How many of Sydney's most food porn-worthy dishes have you tried? Food delivery service Deliveroo has teamed up with Food Porn to launch 30 Days of Food Porn, a project that presents a feast for the eyes daily by highlighting a menu item a day from the best restaurants Australia-wide. Every day, the dish of the day will be featured in a series of videos on Deliveroo and Food Porn. The best part is, for thirty days only foodies will be able to order the food porn they see on 30 Days of Food Porn and have it delivered direct to your doorstep exclusively by Deliveroo for a limited time. Plenty of Sydney restaurants will have their dishes unveiled over the 30 Days of Food Porn, so keep an eye out for: Bloody Mary's, Jamie's Italian, China Diner, Brooklyn Depot, Mamasan, Mary's, Hunter and Barrel, Bare Grill, Mojo & Bar Ume. To find out more visit the Deliveroo Facebook page.
New healthy breakfast menu at Saké Jr

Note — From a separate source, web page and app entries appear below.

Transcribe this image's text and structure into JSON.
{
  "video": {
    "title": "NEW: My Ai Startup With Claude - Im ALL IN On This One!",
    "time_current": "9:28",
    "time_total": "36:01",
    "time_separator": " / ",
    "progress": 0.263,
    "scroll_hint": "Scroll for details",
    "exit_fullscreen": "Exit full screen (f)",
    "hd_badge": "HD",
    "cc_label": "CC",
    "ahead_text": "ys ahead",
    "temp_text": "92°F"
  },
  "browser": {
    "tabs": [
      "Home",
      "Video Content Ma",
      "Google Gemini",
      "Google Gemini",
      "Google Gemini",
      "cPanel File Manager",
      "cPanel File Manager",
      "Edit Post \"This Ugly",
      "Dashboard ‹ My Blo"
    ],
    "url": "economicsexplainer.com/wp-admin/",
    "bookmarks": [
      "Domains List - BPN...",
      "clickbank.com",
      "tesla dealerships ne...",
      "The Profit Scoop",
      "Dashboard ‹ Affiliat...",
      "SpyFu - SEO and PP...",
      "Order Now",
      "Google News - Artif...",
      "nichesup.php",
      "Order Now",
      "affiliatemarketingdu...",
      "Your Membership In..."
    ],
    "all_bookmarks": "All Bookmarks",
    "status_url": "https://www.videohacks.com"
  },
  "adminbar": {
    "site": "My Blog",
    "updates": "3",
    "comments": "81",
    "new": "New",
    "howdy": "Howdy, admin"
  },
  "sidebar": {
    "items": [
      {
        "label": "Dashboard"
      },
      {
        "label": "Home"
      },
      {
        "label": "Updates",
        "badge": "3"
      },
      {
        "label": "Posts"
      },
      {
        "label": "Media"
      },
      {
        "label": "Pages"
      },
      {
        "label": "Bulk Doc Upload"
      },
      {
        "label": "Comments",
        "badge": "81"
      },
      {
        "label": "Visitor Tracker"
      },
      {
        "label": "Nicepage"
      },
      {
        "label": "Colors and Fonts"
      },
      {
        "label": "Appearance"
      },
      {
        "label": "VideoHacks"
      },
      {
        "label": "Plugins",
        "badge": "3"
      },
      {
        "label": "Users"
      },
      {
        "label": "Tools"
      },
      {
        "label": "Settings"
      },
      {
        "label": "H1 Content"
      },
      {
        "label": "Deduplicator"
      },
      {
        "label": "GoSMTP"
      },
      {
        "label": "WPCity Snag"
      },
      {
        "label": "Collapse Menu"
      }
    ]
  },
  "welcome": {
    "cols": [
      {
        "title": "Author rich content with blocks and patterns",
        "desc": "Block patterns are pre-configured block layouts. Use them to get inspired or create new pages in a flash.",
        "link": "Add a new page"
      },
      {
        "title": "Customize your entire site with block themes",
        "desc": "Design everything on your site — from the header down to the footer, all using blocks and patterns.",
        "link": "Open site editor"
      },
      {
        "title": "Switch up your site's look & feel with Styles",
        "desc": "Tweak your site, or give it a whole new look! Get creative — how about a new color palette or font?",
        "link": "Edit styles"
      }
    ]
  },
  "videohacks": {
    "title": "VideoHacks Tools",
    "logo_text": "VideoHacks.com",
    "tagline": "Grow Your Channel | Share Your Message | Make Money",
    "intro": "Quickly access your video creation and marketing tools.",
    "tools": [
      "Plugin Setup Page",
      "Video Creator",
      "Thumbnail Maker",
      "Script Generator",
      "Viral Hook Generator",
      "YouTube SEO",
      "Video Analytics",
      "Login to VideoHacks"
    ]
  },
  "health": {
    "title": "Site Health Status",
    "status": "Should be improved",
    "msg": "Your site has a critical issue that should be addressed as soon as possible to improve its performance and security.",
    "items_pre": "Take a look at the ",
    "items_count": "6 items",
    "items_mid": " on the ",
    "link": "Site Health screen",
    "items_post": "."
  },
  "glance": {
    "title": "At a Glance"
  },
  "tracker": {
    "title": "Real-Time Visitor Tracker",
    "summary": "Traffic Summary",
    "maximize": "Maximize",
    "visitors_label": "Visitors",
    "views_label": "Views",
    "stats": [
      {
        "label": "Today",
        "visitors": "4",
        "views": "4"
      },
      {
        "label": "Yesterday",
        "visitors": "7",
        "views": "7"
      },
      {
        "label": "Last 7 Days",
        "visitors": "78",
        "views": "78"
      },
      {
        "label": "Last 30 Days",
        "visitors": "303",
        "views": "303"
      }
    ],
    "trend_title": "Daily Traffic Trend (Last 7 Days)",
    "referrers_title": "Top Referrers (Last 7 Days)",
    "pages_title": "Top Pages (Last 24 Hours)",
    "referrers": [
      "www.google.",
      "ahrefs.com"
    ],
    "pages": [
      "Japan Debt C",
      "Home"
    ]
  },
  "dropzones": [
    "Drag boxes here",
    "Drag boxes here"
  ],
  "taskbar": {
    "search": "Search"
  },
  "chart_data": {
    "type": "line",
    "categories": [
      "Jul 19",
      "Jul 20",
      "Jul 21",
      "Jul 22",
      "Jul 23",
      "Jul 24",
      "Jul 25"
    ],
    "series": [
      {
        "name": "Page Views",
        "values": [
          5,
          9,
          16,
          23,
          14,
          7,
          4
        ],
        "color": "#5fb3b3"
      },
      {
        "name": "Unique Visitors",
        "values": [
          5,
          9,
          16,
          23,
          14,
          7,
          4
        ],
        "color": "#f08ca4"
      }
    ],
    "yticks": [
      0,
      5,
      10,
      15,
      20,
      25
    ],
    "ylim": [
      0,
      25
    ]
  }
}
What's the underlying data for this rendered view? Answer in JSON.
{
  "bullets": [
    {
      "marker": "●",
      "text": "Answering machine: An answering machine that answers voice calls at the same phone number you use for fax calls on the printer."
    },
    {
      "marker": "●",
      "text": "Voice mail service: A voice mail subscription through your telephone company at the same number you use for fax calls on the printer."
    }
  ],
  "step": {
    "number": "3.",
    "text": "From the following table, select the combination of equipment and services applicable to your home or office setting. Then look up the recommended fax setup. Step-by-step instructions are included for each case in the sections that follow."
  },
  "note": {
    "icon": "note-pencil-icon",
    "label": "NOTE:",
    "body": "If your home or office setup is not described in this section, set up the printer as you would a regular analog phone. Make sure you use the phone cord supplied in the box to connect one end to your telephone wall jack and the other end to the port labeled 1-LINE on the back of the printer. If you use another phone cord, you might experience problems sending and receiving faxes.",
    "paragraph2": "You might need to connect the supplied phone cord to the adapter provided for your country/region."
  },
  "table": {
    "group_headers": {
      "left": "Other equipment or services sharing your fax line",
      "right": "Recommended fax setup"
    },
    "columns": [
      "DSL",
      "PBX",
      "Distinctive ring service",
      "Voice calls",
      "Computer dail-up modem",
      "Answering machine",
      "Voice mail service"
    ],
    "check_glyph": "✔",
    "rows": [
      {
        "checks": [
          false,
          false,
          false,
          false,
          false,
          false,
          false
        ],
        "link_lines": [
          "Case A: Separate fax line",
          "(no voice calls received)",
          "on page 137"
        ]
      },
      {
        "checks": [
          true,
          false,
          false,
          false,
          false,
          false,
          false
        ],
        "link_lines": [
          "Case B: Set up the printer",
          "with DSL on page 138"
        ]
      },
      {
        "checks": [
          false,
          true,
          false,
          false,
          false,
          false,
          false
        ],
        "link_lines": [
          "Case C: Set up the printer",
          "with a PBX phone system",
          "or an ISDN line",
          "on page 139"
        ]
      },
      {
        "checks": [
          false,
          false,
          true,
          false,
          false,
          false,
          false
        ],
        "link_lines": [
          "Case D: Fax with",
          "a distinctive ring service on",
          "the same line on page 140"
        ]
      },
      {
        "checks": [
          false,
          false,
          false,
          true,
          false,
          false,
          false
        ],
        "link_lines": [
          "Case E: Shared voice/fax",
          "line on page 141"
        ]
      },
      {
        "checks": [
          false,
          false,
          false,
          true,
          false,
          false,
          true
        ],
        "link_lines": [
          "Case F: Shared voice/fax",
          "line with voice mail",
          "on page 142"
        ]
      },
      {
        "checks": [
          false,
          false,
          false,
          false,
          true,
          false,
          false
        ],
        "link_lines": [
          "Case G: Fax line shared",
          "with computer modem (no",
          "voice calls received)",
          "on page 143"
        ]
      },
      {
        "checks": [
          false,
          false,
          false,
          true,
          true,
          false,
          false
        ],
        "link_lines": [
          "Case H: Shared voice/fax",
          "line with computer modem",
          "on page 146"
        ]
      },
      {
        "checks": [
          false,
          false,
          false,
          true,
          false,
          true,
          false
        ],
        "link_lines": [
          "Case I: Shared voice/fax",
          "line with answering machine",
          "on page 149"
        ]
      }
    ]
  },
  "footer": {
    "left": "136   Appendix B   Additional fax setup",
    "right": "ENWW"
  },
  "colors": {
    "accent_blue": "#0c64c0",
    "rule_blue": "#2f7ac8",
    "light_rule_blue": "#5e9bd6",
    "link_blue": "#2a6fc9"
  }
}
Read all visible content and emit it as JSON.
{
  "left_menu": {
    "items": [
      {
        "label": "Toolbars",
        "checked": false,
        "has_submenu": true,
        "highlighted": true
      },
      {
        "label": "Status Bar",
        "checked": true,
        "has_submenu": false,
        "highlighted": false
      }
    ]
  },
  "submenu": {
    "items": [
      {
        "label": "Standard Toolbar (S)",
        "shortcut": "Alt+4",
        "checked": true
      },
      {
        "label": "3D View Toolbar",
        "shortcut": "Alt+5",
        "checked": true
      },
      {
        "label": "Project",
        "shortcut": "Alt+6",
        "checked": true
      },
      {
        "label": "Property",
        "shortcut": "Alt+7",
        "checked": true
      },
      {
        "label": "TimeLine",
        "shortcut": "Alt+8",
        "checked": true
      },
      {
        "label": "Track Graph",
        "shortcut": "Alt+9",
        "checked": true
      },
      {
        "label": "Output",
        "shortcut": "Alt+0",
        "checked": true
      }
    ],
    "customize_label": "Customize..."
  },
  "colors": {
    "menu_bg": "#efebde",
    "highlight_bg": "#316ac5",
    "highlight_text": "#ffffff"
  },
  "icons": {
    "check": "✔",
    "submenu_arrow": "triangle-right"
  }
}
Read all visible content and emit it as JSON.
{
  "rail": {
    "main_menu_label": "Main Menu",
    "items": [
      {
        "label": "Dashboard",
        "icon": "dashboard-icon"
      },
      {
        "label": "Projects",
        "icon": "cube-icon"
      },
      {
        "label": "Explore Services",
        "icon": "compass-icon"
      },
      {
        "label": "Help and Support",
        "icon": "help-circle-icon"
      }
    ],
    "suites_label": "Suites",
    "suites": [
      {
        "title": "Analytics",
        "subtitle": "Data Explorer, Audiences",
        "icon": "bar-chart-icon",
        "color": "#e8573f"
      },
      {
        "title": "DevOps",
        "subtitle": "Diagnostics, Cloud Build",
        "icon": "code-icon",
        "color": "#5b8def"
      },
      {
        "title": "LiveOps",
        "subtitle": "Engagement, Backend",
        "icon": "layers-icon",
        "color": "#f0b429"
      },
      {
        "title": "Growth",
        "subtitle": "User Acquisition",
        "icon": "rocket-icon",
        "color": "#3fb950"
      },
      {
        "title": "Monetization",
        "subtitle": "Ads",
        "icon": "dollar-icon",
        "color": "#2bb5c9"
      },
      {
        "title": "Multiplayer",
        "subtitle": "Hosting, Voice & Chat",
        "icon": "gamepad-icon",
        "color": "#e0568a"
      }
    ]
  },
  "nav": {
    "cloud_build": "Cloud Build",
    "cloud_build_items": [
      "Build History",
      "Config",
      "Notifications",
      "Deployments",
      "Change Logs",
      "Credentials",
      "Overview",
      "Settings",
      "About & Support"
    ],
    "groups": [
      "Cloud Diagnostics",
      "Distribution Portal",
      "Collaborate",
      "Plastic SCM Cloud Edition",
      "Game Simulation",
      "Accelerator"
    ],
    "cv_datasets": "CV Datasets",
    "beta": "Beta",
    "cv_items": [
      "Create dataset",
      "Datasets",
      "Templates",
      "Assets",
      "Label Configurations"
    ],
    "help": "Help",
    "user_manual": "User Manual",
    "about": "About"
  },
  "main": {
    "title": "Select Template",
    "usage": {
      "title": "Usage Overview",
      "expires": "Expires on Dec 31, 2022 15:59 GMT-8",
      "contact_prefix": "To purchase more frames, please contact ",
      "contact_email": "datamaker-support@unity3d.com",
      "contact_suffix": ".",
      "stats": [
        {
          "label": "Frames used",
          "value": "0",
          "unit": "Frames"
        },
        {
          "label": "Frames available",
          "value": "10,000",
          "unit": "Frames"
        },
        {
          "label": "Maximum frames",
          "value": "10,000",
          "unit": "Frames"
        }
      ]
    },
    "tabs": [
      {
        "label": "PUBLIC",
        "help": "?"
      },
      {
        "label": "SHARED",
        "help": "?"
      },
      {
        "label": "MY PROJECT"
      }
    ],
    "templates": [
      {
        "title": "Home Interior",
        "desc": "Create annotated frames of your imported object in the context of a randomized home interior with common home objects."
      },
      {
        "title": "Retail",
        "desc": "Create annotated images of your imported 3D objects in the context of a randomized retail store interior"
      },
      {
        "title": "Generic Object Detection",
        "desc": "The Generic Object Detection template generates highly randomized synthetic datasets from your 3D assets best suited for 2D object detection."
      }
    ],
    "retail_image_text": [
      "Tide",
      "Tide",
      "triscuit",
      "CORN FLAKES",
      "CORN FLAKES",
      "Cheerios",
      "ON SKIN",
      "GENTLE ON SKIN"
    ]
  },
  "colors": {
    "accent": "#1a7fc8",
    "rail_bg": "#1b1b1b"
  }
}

Summer is just around the corner and we all know how hard it is to stick to seasonal diets. So, to help you out, Saké Jr have created a new healthy breakfast menu that'll guarantee you keep any healthy eating pledge. The new menu features a ‘build your own brekkie bowl’ option; a gluten-free signature breakfast bowl, bao buns with scrambled eggs and bacon, fresh pressed juices, blended smoothies with protein shots and ice bonacci ko-hi (coffee). Build your own brekkie bowl for $9 with your choice of protein – scrambled egg whites, scrambled eggs, bacon, Japanese hash browns, edamame fried rice or crisp pork belly; and toppings – tofu, spring onions, kimchi, pickled Japanese cucumber, shiitake mushrooms and more. if you don’t know where to start, try the signature brekkie bowl which includes smashed avocado, onsen tamago poached egg, Japanese hash browns and bok choy. Or try some of the other Saké Jr favourites – hot soy milk porridge, Okinawa sugar banana bread, berry and yuzu muesli or a Japanese acai bowl. The new menu is now available at Saké Jr at both Pitt Street, Sydney and Bourke St, Melbourne.